WHAT YOU WILL DO —
Wherever the word "duration" appears in a line of the records, copy that line.

RECORDS FOR THE EXERCISE —
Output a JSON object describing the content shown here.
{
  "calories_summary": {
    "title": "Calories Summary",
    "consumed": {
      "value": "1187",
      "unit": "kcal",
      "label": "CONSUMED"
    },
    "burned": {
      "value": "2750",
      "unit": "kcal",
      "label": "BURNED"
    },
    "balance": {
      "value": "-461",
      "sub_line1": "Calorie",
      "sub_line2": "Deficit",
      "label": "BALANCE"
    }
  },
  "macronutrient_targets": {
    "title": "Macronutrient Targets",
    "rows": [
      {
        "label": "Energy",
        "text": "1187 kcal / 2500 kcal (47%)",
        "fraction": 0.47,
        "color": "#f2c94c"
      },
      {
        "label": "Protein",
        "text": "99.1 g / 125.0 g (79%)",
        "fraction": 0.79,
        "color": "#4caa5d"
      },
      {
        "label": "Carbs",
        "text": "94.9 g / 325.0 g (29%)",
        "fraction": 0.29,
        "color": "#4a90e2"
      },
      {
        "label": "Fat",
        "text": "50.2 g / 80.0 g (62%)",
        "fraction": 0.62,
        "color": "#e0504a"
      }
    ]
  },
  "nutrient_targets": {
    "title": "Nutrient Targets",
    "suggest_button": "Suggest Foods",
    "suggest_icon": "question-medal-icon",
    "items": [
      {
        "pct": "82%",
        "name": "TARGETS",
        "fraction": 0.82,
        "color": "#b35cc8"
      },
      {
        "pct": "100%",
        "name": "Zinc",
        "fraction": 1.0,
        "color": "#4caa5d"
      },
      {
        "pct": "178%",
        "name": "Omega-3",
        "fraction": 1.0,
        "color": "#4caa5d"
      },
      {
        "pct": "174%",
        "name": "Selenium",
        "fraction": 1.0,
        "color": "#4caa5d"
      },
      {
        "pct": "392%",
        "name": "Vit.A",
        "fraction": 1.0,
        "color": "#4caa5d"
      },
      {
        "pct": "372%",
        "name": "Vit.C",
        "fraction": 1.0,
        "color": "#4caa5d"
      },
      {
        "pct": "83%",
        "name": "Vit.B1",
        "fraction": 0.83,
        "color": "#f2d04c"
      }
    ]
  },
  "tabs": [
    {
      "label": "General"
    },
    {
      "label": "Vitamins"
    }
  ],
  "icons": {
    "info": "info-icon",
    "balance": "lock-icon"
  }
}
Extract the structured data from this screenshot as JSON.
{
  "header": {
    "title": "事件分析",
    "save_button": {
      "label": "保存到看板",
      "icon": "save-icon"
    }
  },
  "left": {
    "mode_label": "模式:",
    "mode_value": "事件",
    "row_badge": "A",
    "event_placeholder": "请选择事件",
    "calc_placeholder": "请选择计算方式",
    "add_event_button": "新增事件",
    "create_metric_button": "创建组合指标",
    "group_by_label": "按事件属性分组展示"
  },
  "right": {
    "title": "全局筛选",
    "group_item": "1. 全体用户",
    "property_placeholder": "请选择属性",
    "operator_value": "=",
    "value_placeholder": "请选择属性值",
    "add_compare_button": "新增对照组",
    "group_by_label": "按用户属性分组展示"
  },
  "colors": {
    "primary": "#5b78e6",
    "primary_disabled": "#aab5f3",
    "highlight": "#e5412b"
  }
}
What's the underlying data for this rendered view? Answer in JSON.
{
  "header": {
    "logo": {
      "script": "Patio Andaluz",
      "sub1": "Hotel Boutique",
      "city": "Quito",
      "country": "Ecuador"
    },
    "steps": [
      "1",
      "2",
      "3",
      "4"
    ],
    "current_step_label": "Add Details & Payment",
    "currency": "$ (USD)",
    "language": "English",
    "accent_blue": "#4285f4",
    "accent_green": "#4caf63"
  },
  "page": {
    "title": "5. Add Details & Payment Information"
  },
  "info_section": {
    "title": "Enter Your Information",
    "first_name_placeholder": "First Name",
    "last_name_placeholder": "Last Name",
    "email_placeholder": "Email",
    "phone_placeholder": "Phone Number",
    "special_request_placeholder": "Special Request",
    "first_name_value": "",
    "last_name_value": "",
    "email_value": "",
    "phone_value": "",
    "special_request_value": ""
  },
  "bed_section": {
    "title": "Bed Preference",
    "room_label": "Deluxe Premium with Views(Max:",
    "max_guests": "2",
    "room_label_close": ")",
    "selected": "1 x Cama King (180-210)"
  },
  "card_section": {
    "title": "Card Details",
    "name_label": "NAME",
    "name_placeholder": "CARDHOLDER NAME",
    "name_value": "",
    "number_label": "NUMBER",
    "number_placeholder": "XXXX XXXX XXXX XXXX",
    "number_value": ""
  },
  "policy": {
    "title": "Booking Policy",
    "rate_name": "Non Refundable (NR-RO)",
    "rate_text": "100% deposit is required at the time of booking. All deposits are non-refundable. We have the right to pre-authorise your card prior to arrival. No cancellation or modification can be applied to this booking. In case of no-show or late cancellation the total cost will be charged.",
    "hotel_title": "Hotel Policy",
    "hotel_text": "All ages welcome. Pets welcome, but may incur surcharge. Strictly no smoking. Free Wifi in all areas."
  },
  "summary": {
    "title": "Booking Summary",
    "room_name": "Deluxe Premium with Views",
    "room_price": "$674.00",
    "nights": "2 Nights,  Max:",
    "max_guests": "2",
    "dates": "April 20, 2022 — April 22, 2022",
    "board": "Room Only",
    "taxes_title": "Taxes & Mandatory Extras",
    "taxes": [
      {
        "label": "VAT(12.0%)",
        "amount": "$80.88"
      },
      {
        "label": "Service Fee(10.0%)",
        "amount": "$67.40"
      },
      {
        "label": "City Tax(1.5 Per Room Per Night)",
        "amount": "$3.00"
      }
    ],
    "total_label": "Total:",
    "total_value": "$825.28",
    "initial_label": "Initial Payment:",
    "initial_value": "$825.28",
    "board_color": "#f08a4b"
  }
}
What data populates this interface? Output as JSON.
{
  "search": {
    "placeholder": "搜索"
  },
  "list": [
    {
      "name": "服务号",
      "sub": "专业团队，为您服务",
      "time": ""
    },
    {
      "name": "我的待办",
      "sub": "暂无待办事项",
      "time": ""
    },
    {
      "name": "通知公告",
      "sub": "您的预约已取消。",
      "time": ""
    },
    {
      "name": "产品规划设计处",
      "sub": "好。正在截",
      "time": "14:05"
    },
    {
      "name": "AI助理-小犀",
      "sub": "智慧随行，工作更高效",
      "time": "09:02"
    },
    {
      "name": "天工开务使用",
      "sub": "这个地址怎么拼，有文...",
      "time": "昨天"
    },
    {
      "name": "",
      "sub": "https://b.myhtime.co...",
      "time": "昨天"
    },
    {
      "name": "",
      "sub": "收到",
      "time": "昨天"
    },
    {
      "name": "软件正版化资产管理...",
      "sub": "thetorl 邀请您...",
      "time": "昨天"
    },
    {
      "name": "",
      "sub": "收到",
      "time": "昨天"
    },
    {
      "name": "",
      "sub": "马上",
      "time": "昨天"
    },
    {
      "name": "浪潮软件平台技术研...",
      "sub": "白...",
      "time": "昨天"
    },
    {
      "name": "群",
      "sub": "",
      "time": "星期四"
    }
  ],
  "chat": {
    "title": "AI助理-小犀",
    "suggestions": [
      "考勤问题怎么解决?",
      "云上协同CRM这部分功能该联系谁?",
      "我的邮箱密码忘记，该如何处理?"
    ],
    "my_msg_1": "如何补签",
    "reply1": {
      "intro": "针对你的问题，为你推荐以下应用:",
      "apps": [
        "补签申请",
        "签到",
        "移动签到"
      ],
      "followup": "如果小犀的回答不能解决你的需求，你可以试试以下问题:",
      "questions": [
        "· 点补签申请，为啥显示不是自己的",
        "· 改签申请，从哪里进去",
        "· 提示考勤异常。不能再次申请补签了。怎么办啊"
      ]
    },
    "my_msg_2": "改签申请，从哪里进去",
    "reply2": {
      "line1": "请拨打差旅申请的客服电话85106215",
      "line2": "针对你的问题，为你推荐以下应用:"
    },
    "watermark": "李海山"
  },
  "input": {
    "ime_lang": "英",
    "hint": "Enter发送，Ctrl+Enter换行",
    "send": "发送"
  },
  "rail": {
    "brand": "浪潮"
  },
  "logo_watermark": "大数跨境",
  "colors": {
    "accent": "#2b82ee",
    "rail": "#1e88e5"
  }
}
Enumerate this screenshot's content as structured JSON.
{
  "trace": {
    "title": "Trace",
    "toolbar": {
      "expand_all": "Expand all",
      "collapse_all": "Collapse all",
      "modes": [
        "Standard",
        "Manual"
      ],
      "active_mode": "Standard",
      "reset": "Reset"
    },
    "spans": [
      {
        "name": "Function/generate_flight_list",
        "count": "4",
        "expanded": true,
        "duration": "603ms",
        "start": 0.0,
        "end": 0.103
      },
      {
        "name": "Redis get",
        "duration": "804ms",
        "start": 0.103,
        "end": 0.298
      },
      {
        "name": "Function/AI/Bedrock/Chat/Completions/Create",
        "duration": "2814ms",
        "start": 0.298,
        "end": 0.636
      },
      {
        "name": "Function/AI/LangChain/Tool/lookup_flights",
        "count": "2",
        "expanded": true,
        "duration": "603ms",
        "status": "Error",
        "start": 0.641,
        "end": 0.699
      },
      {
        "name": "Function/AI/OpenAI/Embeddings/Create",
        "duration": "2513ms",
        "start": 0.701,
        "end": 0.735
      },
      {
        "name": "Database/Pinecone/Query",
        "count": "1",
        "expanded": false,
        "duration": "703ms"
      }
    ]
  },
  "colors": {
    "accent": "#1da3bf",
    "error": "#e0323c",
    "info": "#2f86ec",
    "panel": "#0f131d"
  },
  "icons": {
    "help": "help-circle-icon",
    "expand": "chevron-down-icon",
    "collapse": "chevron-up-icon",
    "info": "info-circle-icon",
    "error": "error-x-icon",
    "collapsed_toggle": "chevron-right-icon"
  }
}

RESPONSE —
        "duration": "603ms",
        "duration": "804ms",
        "duration": "2814ms",
        "duration": "603ms",
        "duration": "2513ms",
        "duration": "703ms"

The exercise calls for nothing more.